‘First I’m going to tie you up,’ said Hortense, indicating the forest of leather straps and wires festooning a rail on the far wall. As Hortense leaned generously forward, ‘tying me up’, her crucifix dangled just above my nose, pendulating and tickling me as she moved. It was a not-unpleasant preliminary.

Hortense returned to her folder. ‘Oh, you’re a doctor!’ There was delight in her voice. She looked again at my yarmulke. ‘Well Doctor, I suppose you do circumcisions?’

‘I used to. Hundreds of them, not anymore.’

‘It’s so much better, isn’t it.’

‘Isn’t what?’

‘Much nicer. Don’t you think?’

I could not fashion a suitable response.
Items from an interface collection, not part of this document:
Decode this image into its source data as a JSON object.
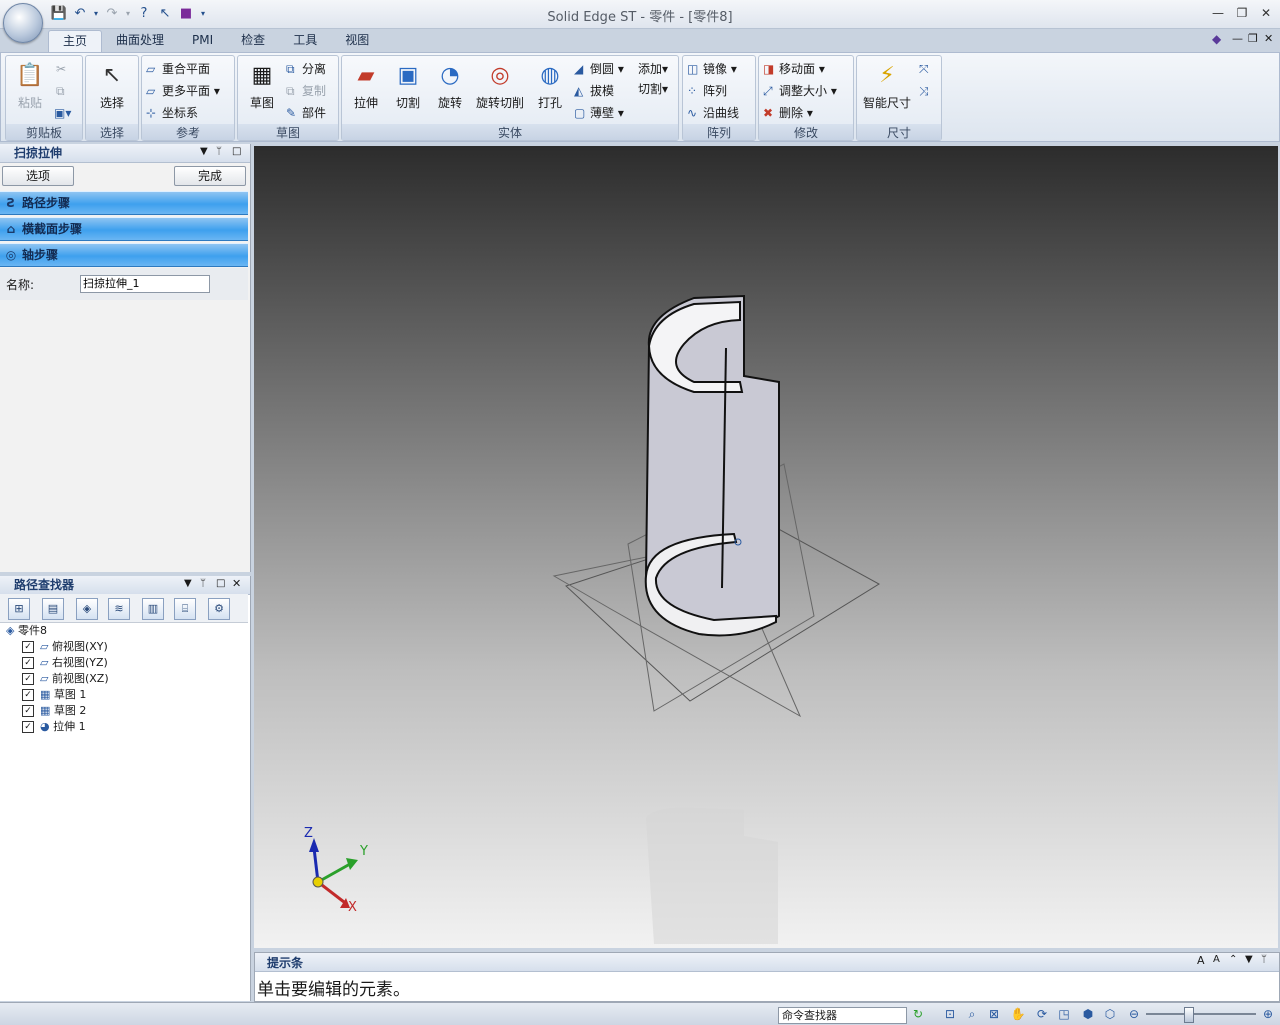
{
  "window": {
    "title": "Solid Edge ST - 零件 - [零件8]"
  },
  "tabs": [
    "主页",
    "曲面处理",
    "PMI",
    "检查",
    "工具",
    "视图"
  ],
  "ribbon": {
    "clipboard": {
      "paste": "粘贴",
      "label": "剪贴板"
    },
    "select": {
      "select": "选择",
      "label": "选择"
    },
    "reference": {
      "coincident_plane": "重合平面",
      "more_planes": "更多平面",
      "coord_sys": "坐标系",
      "label": "参考"
    },
    "sketch": {
      "sketch": "草图",
      "separate": "分离",
      "copy": "复制",
      "part": "部件",
      "label": "草图"
    },
    "solid": {
      "extrude": "拉伸",
      "cut": "切割",
      "revolve": "旋转",
      "revolve_cut": "旋转切削",
      "hole": "打孔",
      "round": "倒圆",
      "draft": "拔模",
      "thin_wall": "薄壁",
      "add": "添加",
      "cut2": "切割",
      "label": "实体"
    },
    "pattern": {
      "mirror": "镜像",
      "pattern": "阵列",
      "along_curve": "沿曲线",
      "label": "阵列"
    },
    "modify": {
      "move_face": "移动面",
      "resize": "调整大小",
      "delete": "删除",
      "label": "修改"
    },
    "dimension": {
      "smart_dim": "智能尺寸",
      "label": "尺寸"
    }
  },
  "sweep_panel": {
    "title": "扫掠拉伸",
    "options_btn": "选项",
    "finish_btn": "完成",
    "steps": [
      "路径步骤",
      "横截面步骤",
      "轴步骤"
    ],
    "name_label": "名称:",
    "name_value": "扫掠拉伸_1"
  },
  "pathfinder": {
    "title": "路径查找器",
    "root": "零件8",
    "items": [
      "俯视图(XY)",
      "右视图(YZ)",
      "前视图(XZ)",
      "草图 1",
      "草图 2",
      "拉伸 1"
    ]
  },
  "triad": {
    "z": "Z",
    "y": "Y",
    "x": "X"
  },
  "prompt": {
    "title": "提示条",
    "message": "单击要编辑的元素。"
  },
  "statusbar": {
    "command_finder": "命令查找器"
  }
}
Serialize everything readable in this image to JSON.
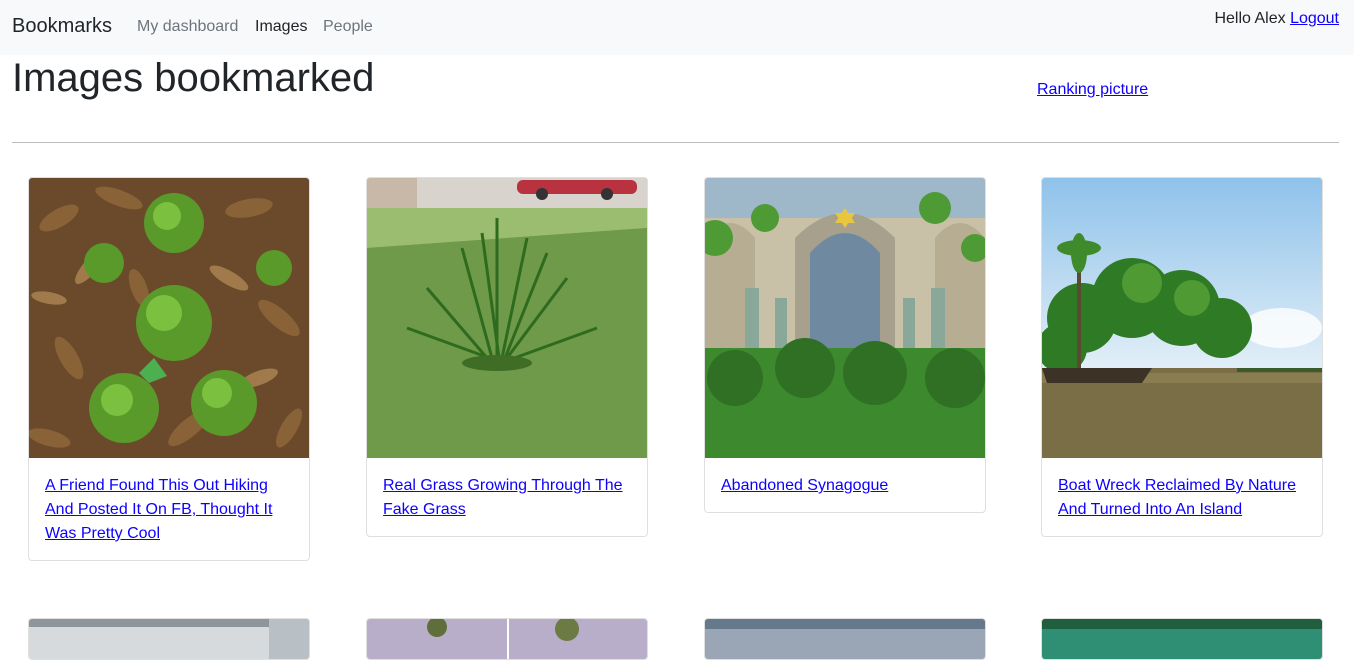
{
  "navbar": {
    "brand": "Bookmarks",
    "links": [
      {
        "label": "My dashboard",
        "active": false
      },
      {
        "label": "Images",
        "active": true
      },
      {
        "label": "People",
        "active": false
      }
    ],
    "greeting": "Hello Alex",
    "logout_label": "Logout"
  },
  "main": {
    "title": "Images bookmarked",
    "ranking_link": "Ranking picture",
    "cards": [
      {
        "title": "A Friend Found This Out Hiking And Posted It On FB, Thought It Was Pretty Cool",
        "image": "moss-balls-on-leaves"
      },
      {
        "title": "Real Grass Growing Through The Fake Grass",
        "image": "grass-tuft"
      },
      {
        "title": "Abandoned Synagogue",
        "image": "overgrown-synagogue"
      },
      {
        "title": "Boat Wreck Reclaimed By Nature And Turned Into An Island",
        "image": "boat-wreck-island"
      }
    ],
    "second_row_images": [
      "building-window",
      "tree-branches",
      "mountain-sky",
      "green-lake"
    ]
  },
  "colors": {
    "link": "#0d00ff",
    "navbar_bg": "#f8f9fa",
    "muted_nav": "#6c757d"
  }
}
‘Well, look at me’, said my companion for the night, ‘I’ve been dating for a long time now, quite a number of partners. It does look much nicer, doesn’t it. Cleaner too, you know, once they’re done?’ I couldn’t really say, so I didn’t say anything. Hortense took my silence as affirmation.

 

I had a pleasant enough night with Hortense. She said, ‘I suggest you take a shower before you go home to your wife.’ I did so, paid my money, jumped onto my bike and rode home through the rain, accumulating grit and road grime as I rode. As her drowned rat of a husband came sweating through the door, my wife was breakfasting: ‘Le Pen did badly,’ she said.

 

Sadie

The baby slid into our lives one day earlier this month. I can’t recall exactly which particular day, but the day was particular for the sliding.

Doctors inspect, find all parts present and correct, a girl. Parents check: not simply present and correct, but perfect, their girl child. 

Grandparents arrive, enter the dimmed room, quieting exultation. They sight the child, suppressing gasps of joy. 

They behold, astonished by smallness, their newest beloved. Already, immediately beloved.  

Lips a circlet of pink, the baby in stillness. Parents drained – but for now – electric with joy, unaware of their deepening sleep deficit, aware only of baby, baby, baby, miracle, fact, miracle.  

What is this love that bursts into being? This finer, purer love, this love that seeks nothing of the child, this love that demands nothing beyond that she be? This love, this agape? The grandparents are certainly agape. At this child, this miracle, fact, miracle.

In the quiet and stillness, in this room, tenderness has her domain. This room contains a new human person who sleeps, whose lips flicker and semaphore mystically. She sleeps and she teaches love.